▶ Supplied material
/---
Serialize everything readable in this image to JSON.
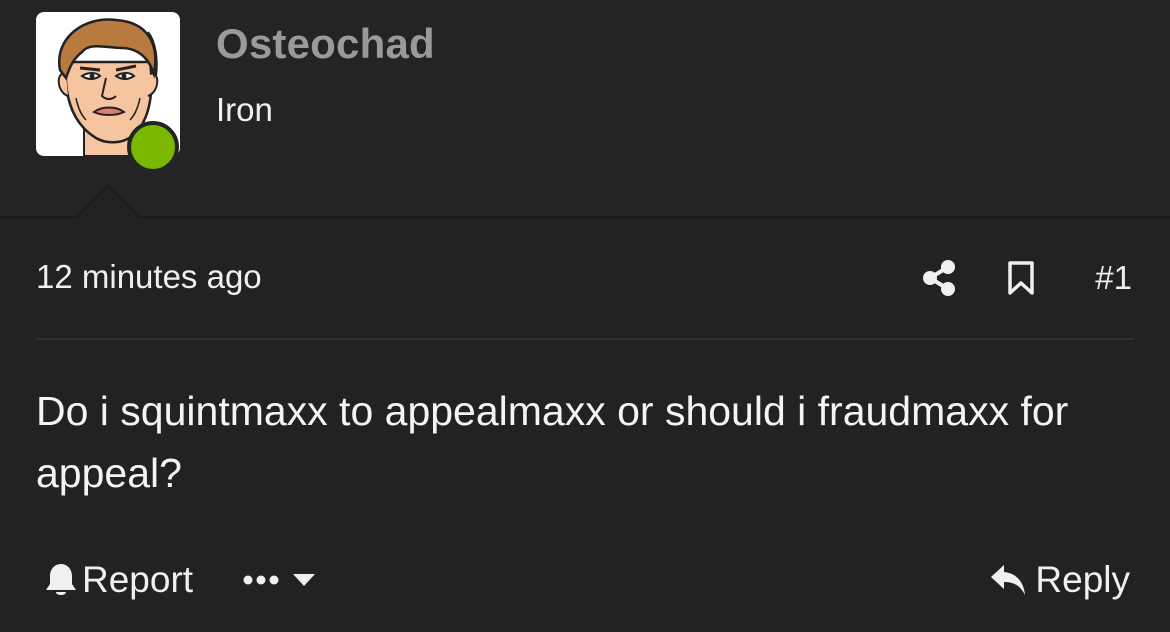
{
  "user": {
    "name": "Osteochad",
    "title": "Iron",
    "status": "online",
    "status_color": "#7ab800"
  },
  "post": {
    "timestamp": "12 minutes ago",
    "number": "#1",
    "body": "Do i squintmaxx to appealmaxx or should i fraudmaxx for appeal?"
  },
  "actions": {
    "share_icon": "share-icon",
    "bookmark_icon": "bookmark-icon",
    "report_label": "Report",
    "report_icon": "bell-icon",
    "more_icon": "ellipsis-icon",
    "more_dropdown_icon": "caret-down-icon",
    "reply_label": "Reply",
    "reply_icon": "reply-icon"
  },
  "colors": {
    "background": "#222222",
    "header_background": "#242424",
    "username": "#9a9a9a",
    "text": "#f0f0f0"
  }
}
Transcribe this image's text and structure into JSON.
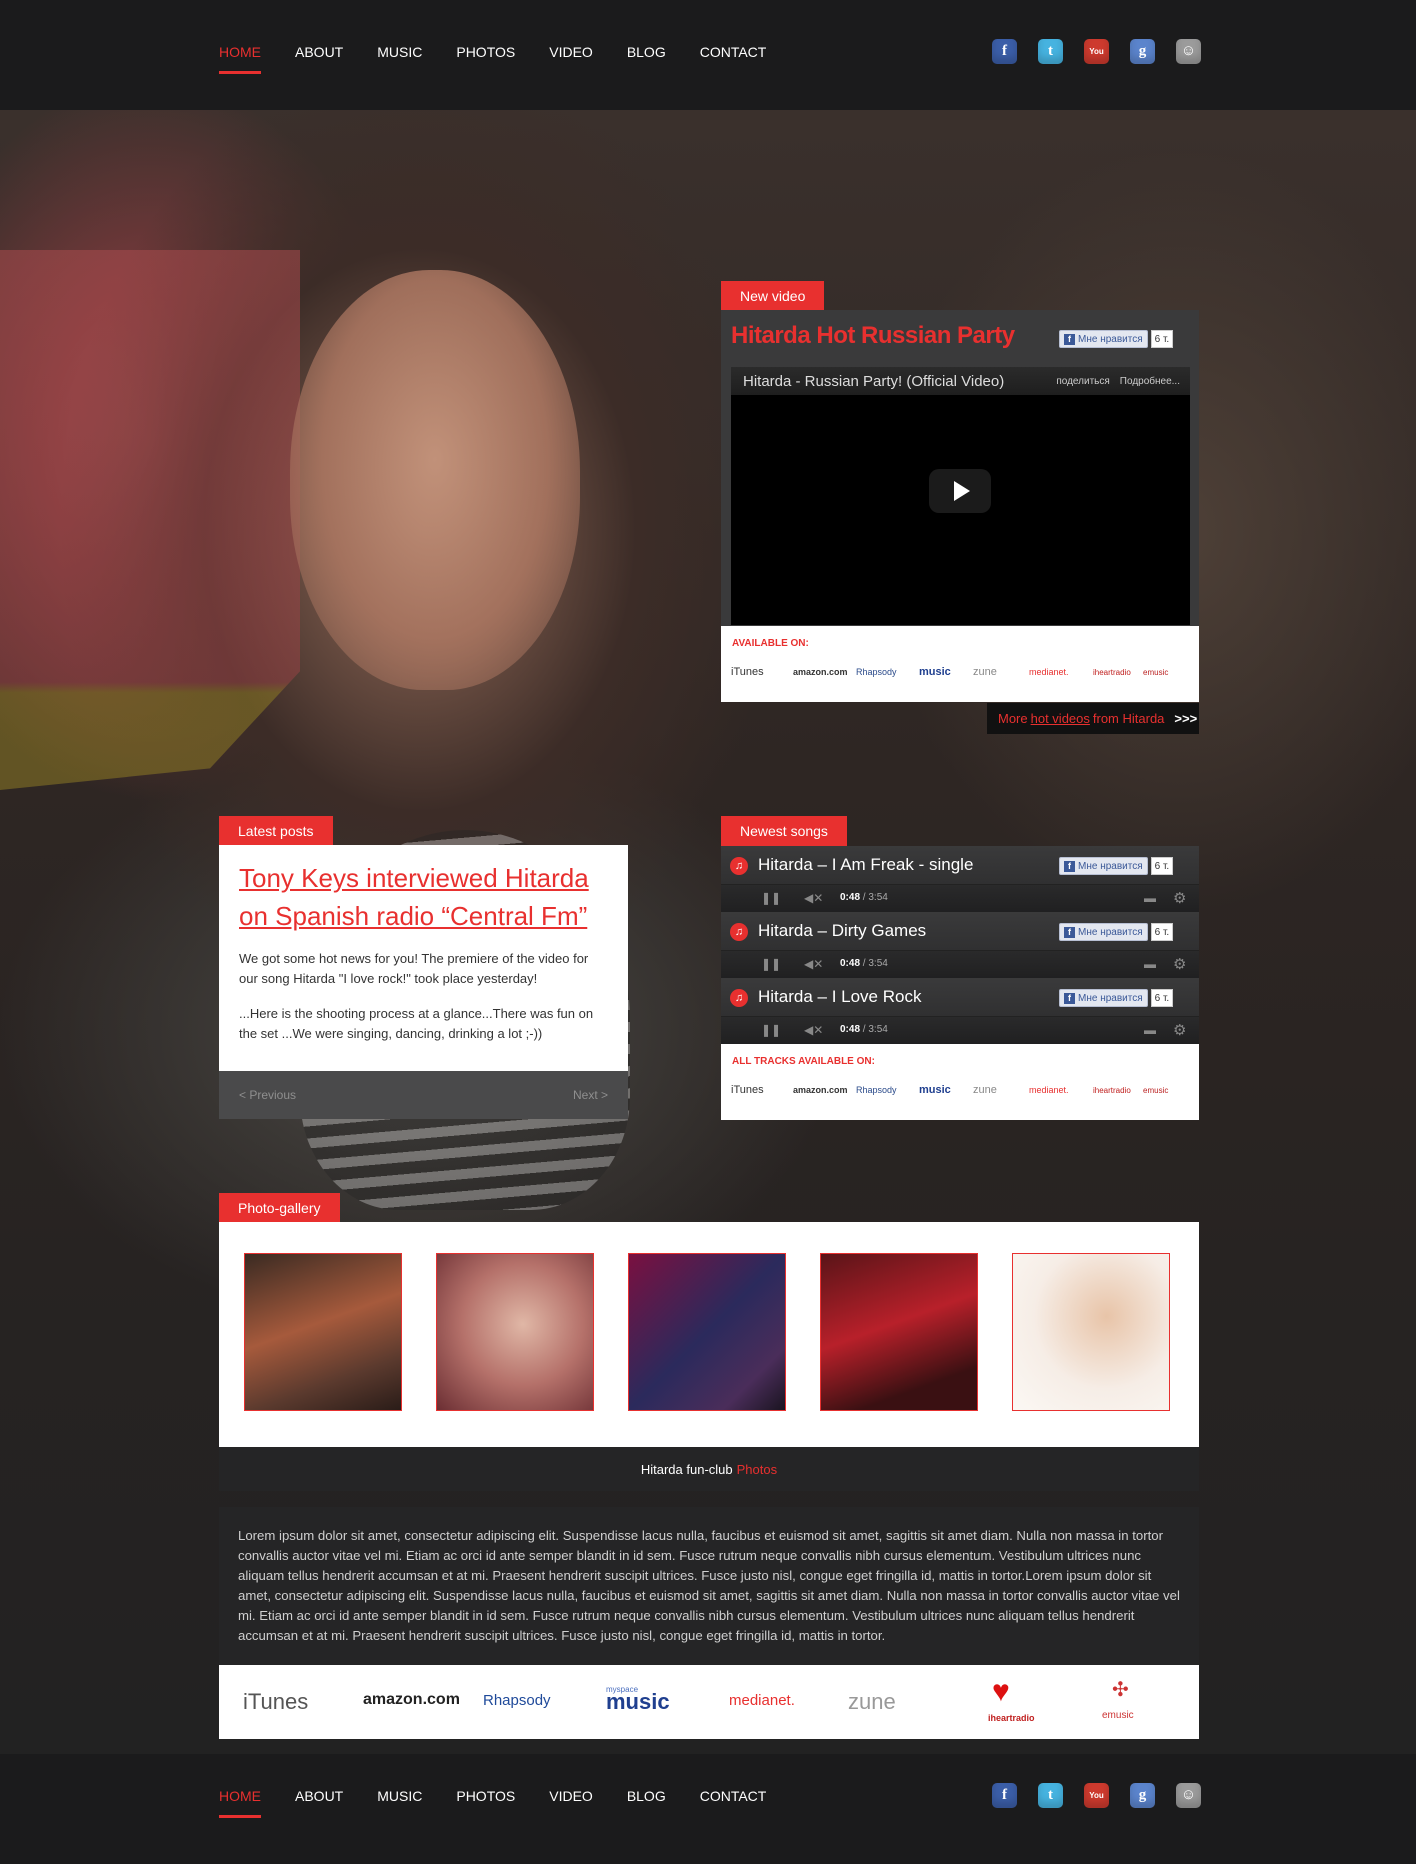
{
  "nav": {
    "items": [
      "HOME",
      "ABOUT",
      "MUSIC",
      "PHOTOS",
      "VIDEO",
      "BLOG",
      "CONTACT"
    ],
    "active": "HOME",
    "socials": [
      {
        "icon": "facebook-icon",
        "glyph": "f"
      },
      {
        "icon": "twitter-icon",
        "glyph": "t"
      },
      {
        "icon": "youtube-icon",
        "glyph": "You"
      },
      {
        "icon": "google-icon",
        "glyph": "g"
      },
      {
        "icon": "smiley-icon",
        "glyph": "☺"
      }
    ]
  },
  "colors": {
    "accent": "#e8302f",
    "panel": "#3a3a3b",
    "bar": "#1b1b1c"
  },
  "video": {
    "tab": "New video",
    "title": "Hitarda Hot Russian Party",
    "like_label": "Мне нравится",
    "like_count": "6 т.",
    "player_title": "Hitarda - Russian Party! (Official Video)",
    "player_share": "поделиться",
    "player_more": "Подробнее...",
    "available_label": "AVAILABLE ON:",
    "more_prefix": "More",
    "more_link": "hot videos",
    "more_suffix": "from Hitarda",
    "more_arrows": ">>>"
  },
  "stores": [
    "iTunes",
    "amazon.com",
    "Rhapsody",
    "music",
    "zune",
    "medianet.",
    "iheartradio",
    "emusic"
  ],
  "stores_small": {
    "itunes": "iTunes",
    "amazon": "amazon.com",
    "rhapsody": "Rhapsody",
    "myspace": "music",
    "zune": "zune",
    "medianet": "medianet.",
    "iheart": "iheartradio",
    "emusic": "emusic"
  },
  "posts": {
    "tab": "Latest posts",
    "title": "Tony Keys interviewed Hitarda on Spanish radio “Central Fm”",
    "para1": "We got some hot news for you! The premiere of the video for our song Hitarda \"I love rock!\" took place yesterday!",
    "para2": "...Here is the shooting process at a glance...There was fun on the set ...We were singing, dancing, drinking a lot ;-))",
    "prev": "< Previous",
    "next": "Next >"
  },
  "songs": {
    "tab": "Newest songs",
    "items": [
      {
        "name": "Hitarda – I Am Freak - single",
        "time": "0:48",
        "total": "/ 3:54"
      },
      {
        "name": "Hitarda – Dirty Games",
        "time": "0:48",
        "total": "/ 3:54"
      },
      {
        "name": "Hitarda – I Love Rock",
        "time": "0:48",
        "total": "/ 3:54"
      }
    ],
    "available_label": "ALL TRACKS AVAILABLE ON:"
  },
  "gallery": {
    "tab": "Photo-gallery",
    "footer_prefix": "Hitarda fun-club",
    "footer_link": "Photos"
  },
  "lorem": "Lorem ipsum dolor sit amet, consectetur adipiscing elit. Suspendisse lacus nulla, faucibus et euismod sit amet, sagittis sit amet diam. Nulla non massa in tortor convallis auctor vitae vel mi. Etiam ac orci id ante semper blandit in id sem. Fusce rutrum neque convallis nibh cursus elementum. Vestibulum ultrices nunc aliquam tellus hendrerit accumsan et at mi. Praesent hendrerit suscipit ultrices. Fusce justo nisl, congue eget fringilla id, mattis in tortor.Lorem ipsum dolor sit amet, consectetur adipiscing elit. Suspendisse lacus nulla, faucibus et euismod sit amet, sagittis sit amet diam. Nulla non massa in tortor convallis auctor vitae vel mi. Etiam ac orci id ante semper blandit in id sem. Fusce rutrum neque convallis nibh cursus elementum. Vestibulum ultrices nunc aliquam tellus hendrerit accumsan et at mi. Praesent hendrerit suscipit ultrices. Fusce justo nisl, congue eget fringilla id, mattis in tortor.",
  "big_stores": {
    "itunes": "iTunes",
    "amazon": "amazon.com",
    "rhapsody": "Rhapsody",
    "myspace_top": "myspace",
    "myspace": "music",
    "medianet": "medianet.",
    "zune": "zune",
    "iheart": "iheartradio",
    "emusic": "emusic"
  }
}
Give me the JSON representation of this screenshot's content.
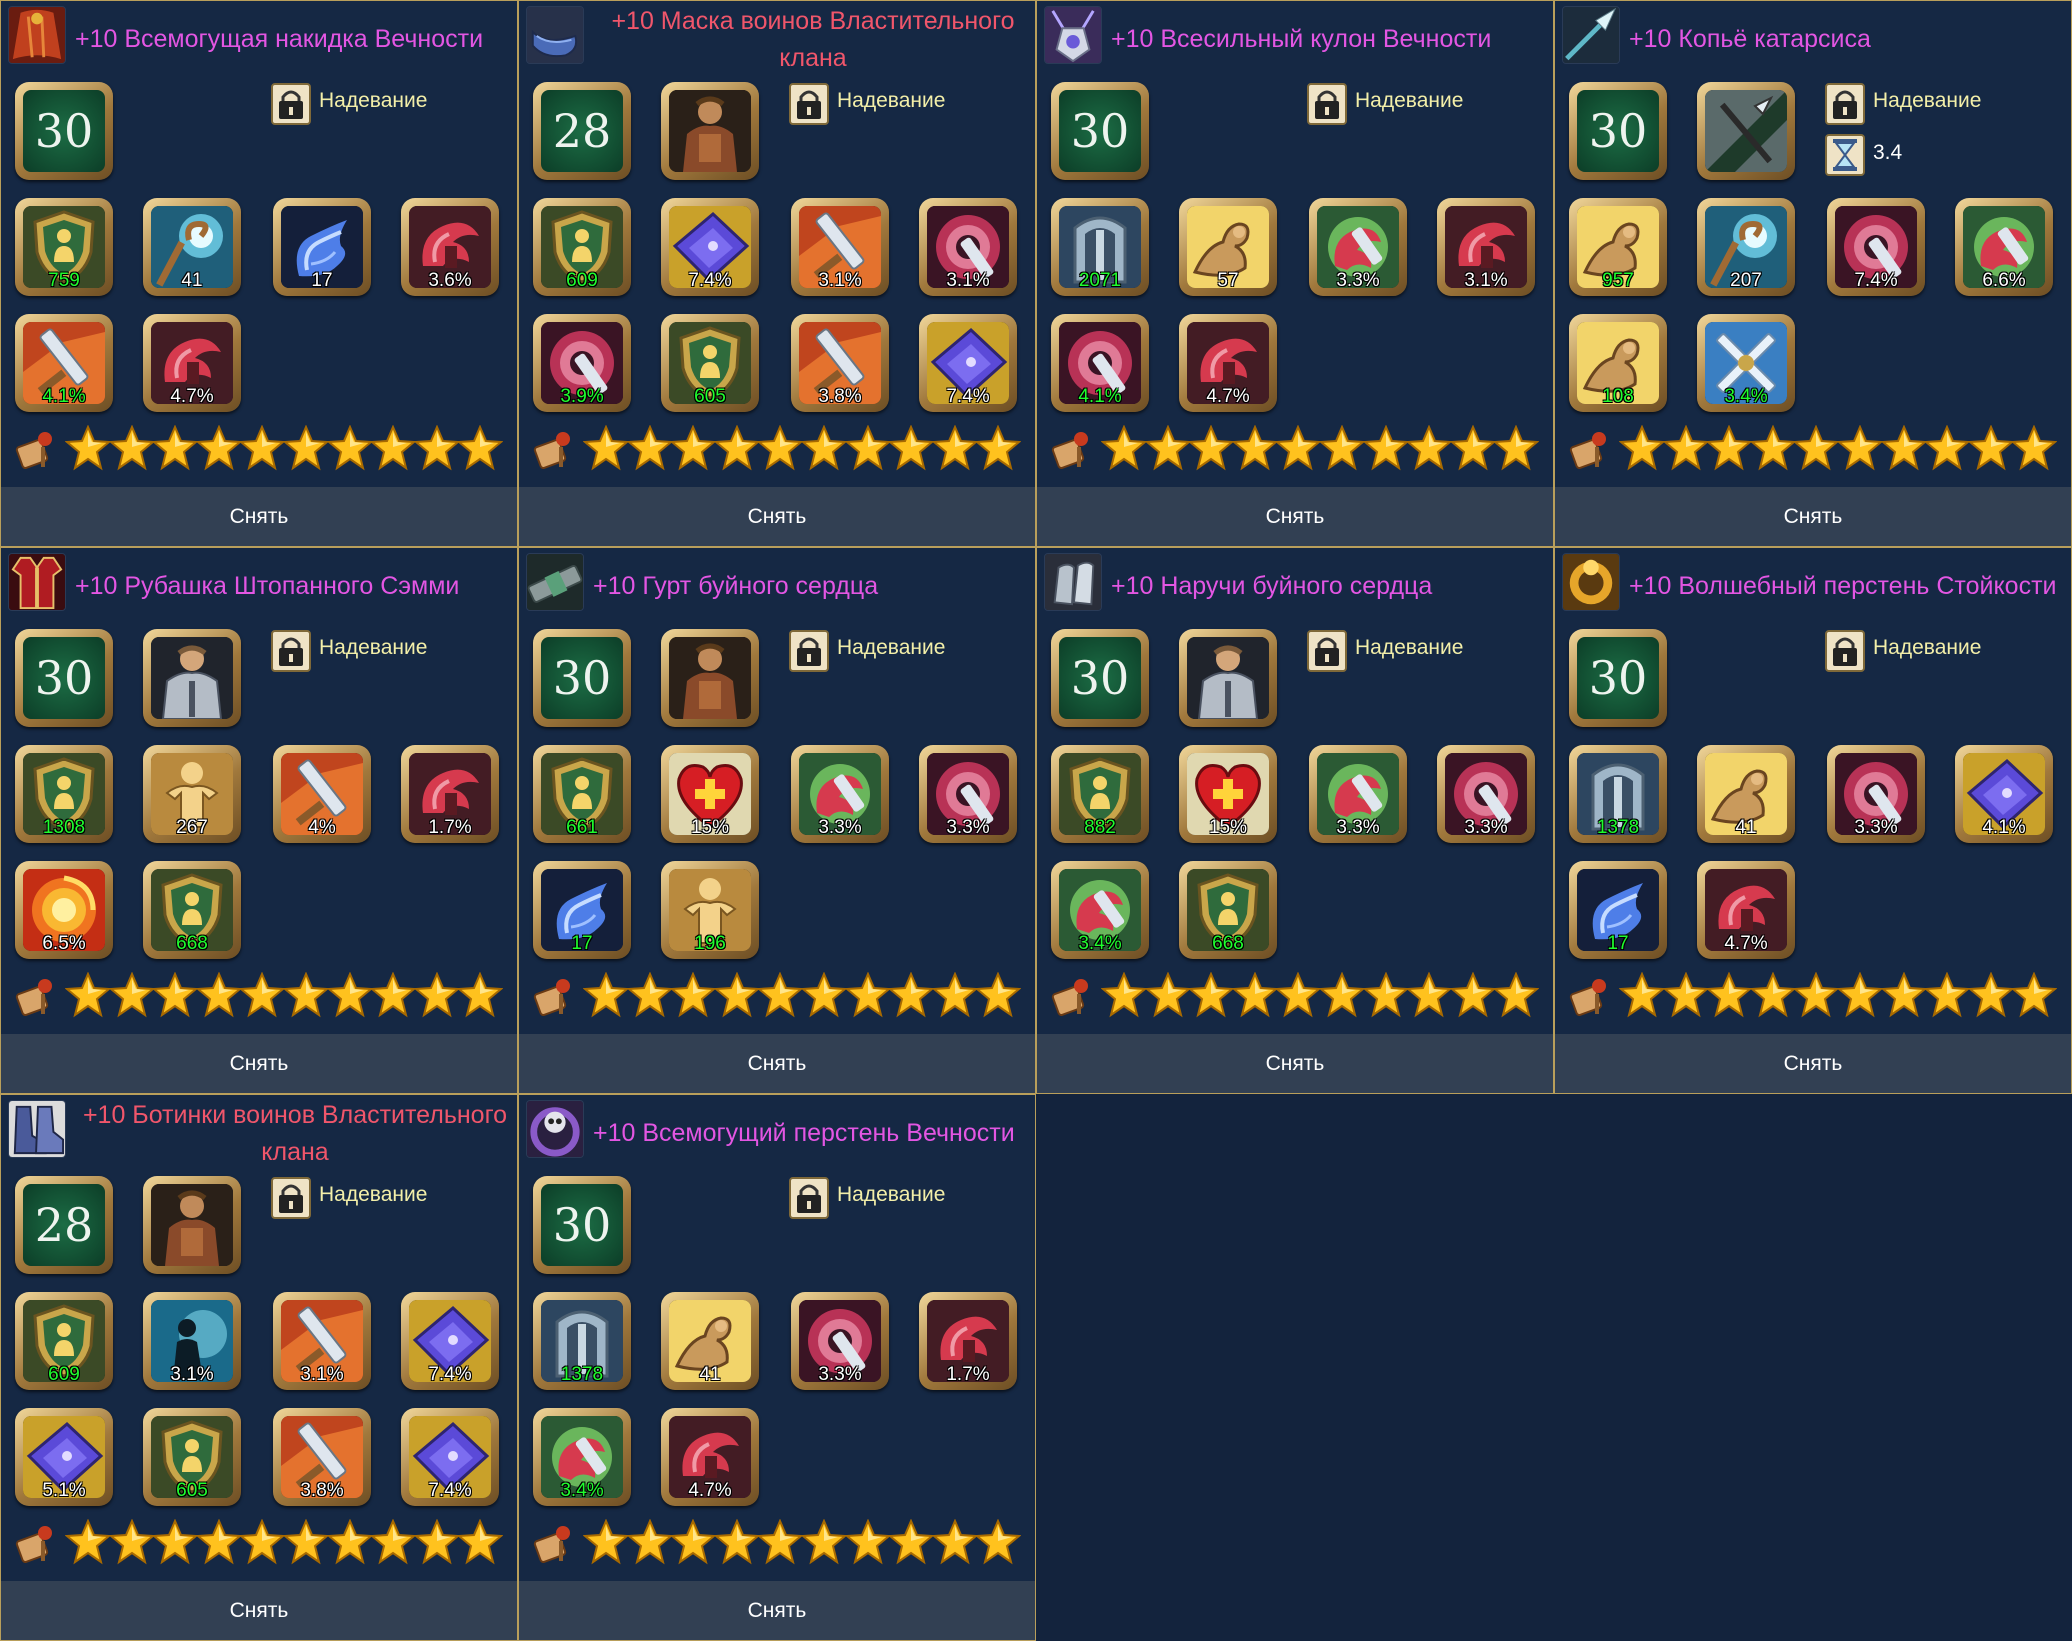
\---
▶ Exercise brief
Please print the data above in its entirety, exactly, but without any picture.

▶ Task solution
Serialize everything readable in this image to JSON.
{
  "user": {
    "name": "Osteochad",
    "title": "Iron",
    "status": "online",
    "status_color": "#7ab800"
  },
  "post": {
    "timestamp": "12 minutes ago",
    "number": "#1",
    "body": "Do i squintmaxx to appealmaxx or should i fraudmaxx for appeal?"
  },
  "actions": {
    "share_icon": "share-icon",
    "bookmark_icon": "bookmark-icon",
    "report_label": "Report",
    "report_icon": "bell-icon",
    "more_icon": "ellipsis-icon",
    "more_dropdown_icon": "caret-down-icon",
    "reply_label": "Reply",
    "reply_icon": "reply-icon"
  },
  "colors": {
    "background": "#222222",
    "header_background": "#242424",
    "username": "#9a9a9a",
    "text": "#f0f0f0"
  }
}
Transcribe this image's text and structure into JSON.
{
  "nav": {
    "items": [
      "HOME",
      "ABOUT",
      "MUSIC",
      "PHOTOS",
      "VIDEO",
      "BLOG",
      "CONTACT"
    ],
    "active": "HOME",
    "socials": [
      {
        "icon": "facebook-icon",
        "glyph": "f"
      },
      {
        "icon": "twitter-icon",
        "glyph": "t"
      },
      {
        "icon": "youtube-icon",
        "glyph": "You"
      },
      {
        "icon": "google-icon",
        "glyph": "g"
      },
      {
        "icon": "smiley-icon",
        "glyph": "☺"
      }
    ]
  },
  "colors": {
    "accent": "#e8302f",
    "panel": "#3a3a3b",
    "bar": "#1b1b1c"
  },
  "video": {
    "tab": "New video",
    "title": "Hitarda Hot Russian Party",
    "like_label": "Мне нравится",
    "like_count": "6 т.",
    "player_title": "Hitarda - Russian Party! (Official Video)",
    "player_share": "поделиться",
    "player_more": "Подробнее...",
    "available_label": "AVAILABLE ON:",
    "more_prefix": "More",
    "more_link": "hot videos",
    "more_suffix": "from Hitarda",
    "more_arrows": ">>>"
  },
  "stores": [
    "iTunes",
    "amazon.com",
    "Rhapsody",
    "music",
    "zune",
    "medianet.",
    "iheartradio",
    "emusic"
  ],
  "stores_small": {
    "itunes": "iTunes",
    "amazon": "amazon.com",
    "rhapsody": "Rhapsody",
    "myspace": "music",
    "zune": "zune",
    "medianet": "medianet.",
    "iheart": "iheartradio",
    "emusic": "emusic"
  },
  "posts": {
    "tab": "Latest posts",
    "title": "Tony Keys interviewed Hitarda on Spanish radio “Central Fm”",
    "para1": "We got some hot news for you! The premiere of the video for our song Hitarda \"I love rock!\" took place yesterday!",
    "para2": "...Here is the shooting process at a glance...There was fun on the set ...We were singing, dancing, drinking a lot ;-))",
    "prev": "< Previous",
    "next": "Next >"
  },
  "songs": {
    "tab": "Newest songs",
    "items": [
      {
        "name": "Hitarda – I Am Freak - single",
        "time": "0:48",
        "total": "/ 3:54"
      },
      {
        "name": "Hitarda – Dirty Games",
        "time": "0:48",
        "total": "/ 3:54"
      },
      {
        "name": "Hitarda – I Love Rock",
        "time": "0:48",
        "total": "/ 3:54"
      }
    ],
    "available_label": "ALL TRACKS AVAILABLE ON:"
  },
  "gallery": {
    "tab": "Photo-gallery",
    "footer_prefix": "Hitarda fun-club",
    "footer_link": "Photos"
  },
  "lorem": "Lorem ipsum dolor sit amet, consectetur adipiscing elit. Suspendisse lacus nulla, faucibus et euismod sit amet, sagittis sit amet diam. Nulla non massa in tortor convallis auctor vitae vel mi. Etiam ac orci id ante semper blandit in id sem. Fusce rutrum neque convallis nibh cursus elementum. Vestibulum ultrices nunc aliquam tellus hendrerit accumsan et at mi. Praesent hendrerit suscipit ultrices. Fusce justo nisl, congue eget fringilla id, mattis in tortor.Lorem ipsum dolor sit amet, consectetur adipiscing elit. Suspendisse lacus nulla, faucibus et euismod sit amet, sagittis sit amet diam. Nulla non massa in tortor convallis auctor vitae vel mi. Etiam ac orci id ante semper blandit in id sem. Fusce rutrum neque convallis nibh cursus elementum. Vestibulum ultrices nunc aliquam tellus hendrerit accumsan et at mi. Praesent hendrerit suscipit ultrices. Fusce justo nisl, congue eget fringilla id, mattis in tortor.",
  "big_stores": {
    "itunes": "iTunes",
    "amazon": "amazon.com",
    "rhapsody": "Rhapsody",
    "myspace_top": "myspace",
    "myspace": "music",
    "medianet": "medianet.",
    "zune": "zune",
    "iheart": "iheartradio",
    "emusic": "emusic"
  }
}
Give me the JSON representation of this screenshot's content.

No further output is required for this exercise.